SUPPLIED RECORDS:
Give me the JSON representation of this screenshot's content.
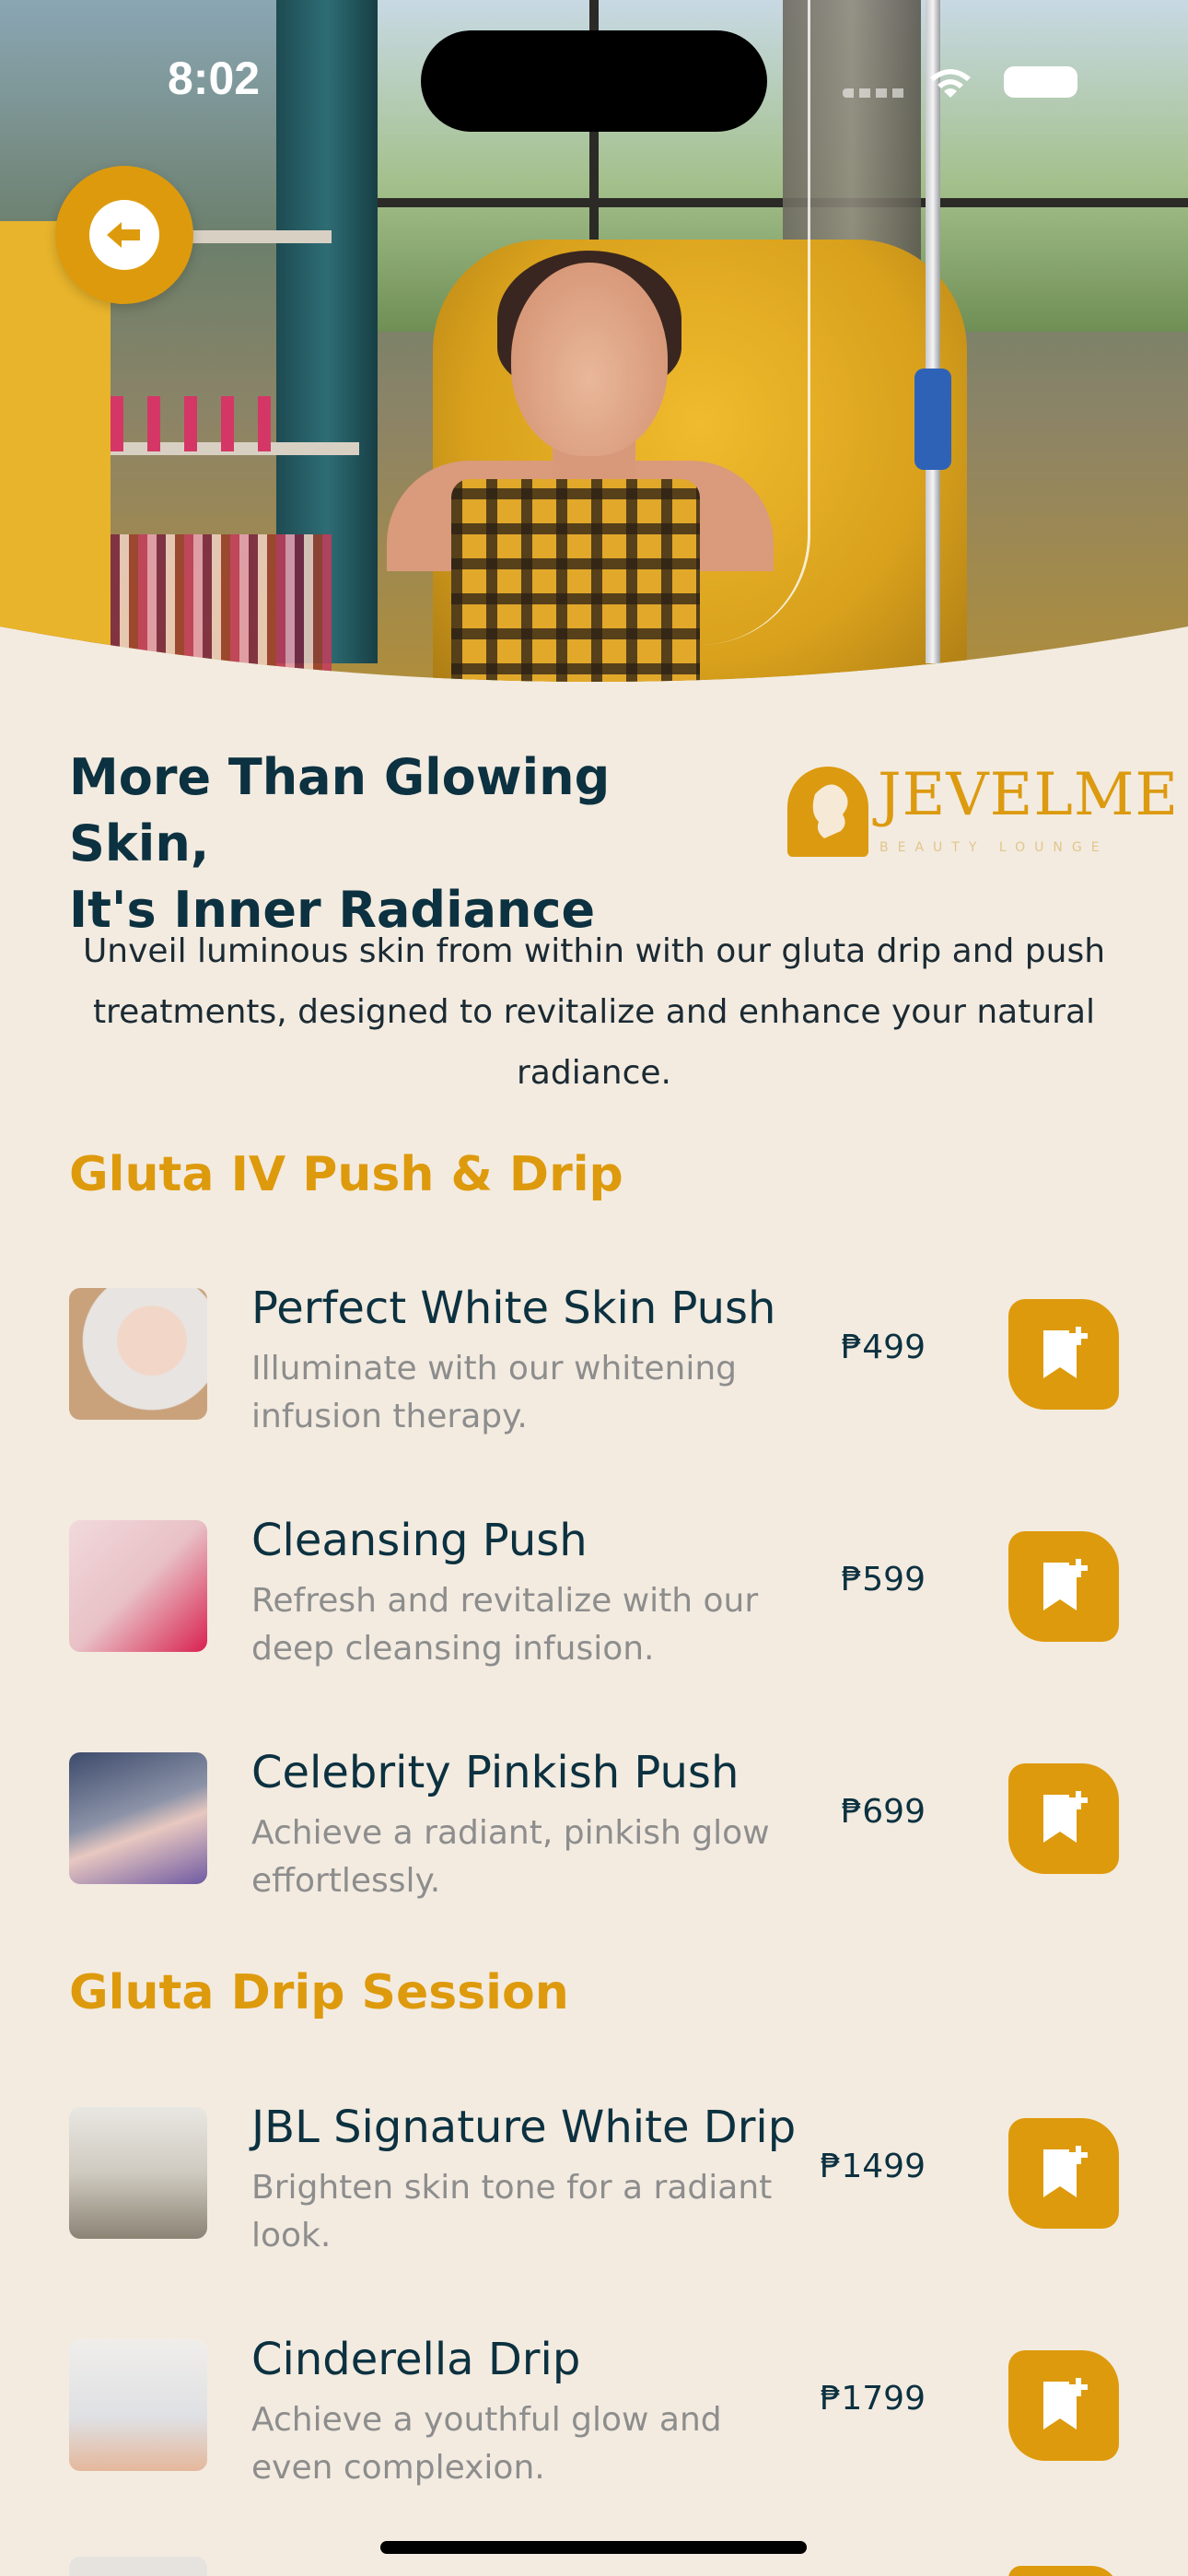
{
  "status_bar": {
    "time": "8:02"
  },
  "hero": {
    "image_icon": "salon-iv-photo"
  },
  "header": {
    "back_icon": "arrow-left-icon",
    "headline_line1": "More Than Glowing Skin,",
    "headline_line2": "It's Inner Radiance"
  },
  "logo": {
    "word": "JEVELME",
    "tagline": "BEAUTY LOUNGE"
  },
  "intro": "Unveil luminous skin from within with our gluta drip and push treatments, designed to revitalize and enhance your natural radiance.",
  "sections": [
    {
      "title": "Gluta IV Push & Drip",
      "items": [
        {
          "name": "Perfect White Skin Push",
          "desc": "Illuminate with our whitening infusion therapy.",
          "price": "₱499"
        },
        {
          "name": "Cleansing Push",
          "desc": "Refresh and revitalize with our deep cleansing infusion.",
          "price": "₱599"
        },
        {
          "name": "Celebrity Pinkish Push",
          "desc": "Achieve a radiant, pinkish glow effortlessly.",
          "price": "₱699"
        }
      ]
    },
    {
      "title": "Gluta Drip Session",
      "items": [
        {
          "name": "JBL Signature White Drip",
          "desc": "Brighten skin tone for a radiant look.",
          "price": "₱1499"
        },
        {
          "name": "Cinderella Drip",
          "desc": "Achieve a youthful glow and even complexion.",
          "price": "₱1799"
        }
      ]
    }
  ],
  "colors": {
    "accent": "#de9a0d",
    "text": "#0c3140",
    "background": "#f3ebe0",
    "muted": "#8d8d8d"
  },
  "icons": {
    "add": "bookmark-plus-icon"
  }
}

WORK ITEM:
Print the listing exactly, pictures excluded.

EXPECTED ANSWER:
Give me the JSON representation of this screenshot's content.
{
  "status_bar": {
    "time": "8:02"
  },
  "hero": {
    "image_icon": "salon-iv-photo"
  },
  "header": {
    "back_icon": "arrow-left-icon",
    "headline_line1": "More Than Glowing Skin,",
    "headline_line2": "It's Inner Radiance"
  },
  "logo": {
    "word": "JEVELME",
    "tagline": "BEAUTY LOUNGE"
  },
  "intro": "Unveil luminous skin from within with our gluta drip and push treatments, designed to revitalize and enhance your natural radiance.",
  "sections": [
    {
      "title": "Gluta IV Push & Drip",
      "items": [
        {
          "name": "Perfect White Skin Push",
          "desc": "Illuminate with our whitening infusion therapy.",
          "price": "₱499"
        },
        {
          "name": "Cleansing Push",
          "desc": "Refresh and revitalize with our deep cleansing infusion.",
          "price": "₱599"
        },
        {
          "name": "Celebrity Pinkish Push",
          "desc": "Achieve a radiant, pinkish glow effortlessly.",
          "price": "₱699"
        }
      ]
    },
    {
      "title": "Gluta Drip Session",
      "items": [
        {
          "name": "JBL Signature White Drip",
          "desc": "Brighten skin tone for a radiant look.",
          "price": "₱1499"
        },
        {
          "name": "Cinderella Drip",
          "desc": "Achieve a youthful glow and even complexion.",
          "price": "₱1799"
        }
      ]
    }
  ],
  "colors": {
    "accent": "#de9a0d",
    "text": "#0c3140",
    "background": "#f3ebe0",
    "muted": "#8d8d8d"
  },
  "icons": {
    "add": "bookmark-plus-icon"
  }
}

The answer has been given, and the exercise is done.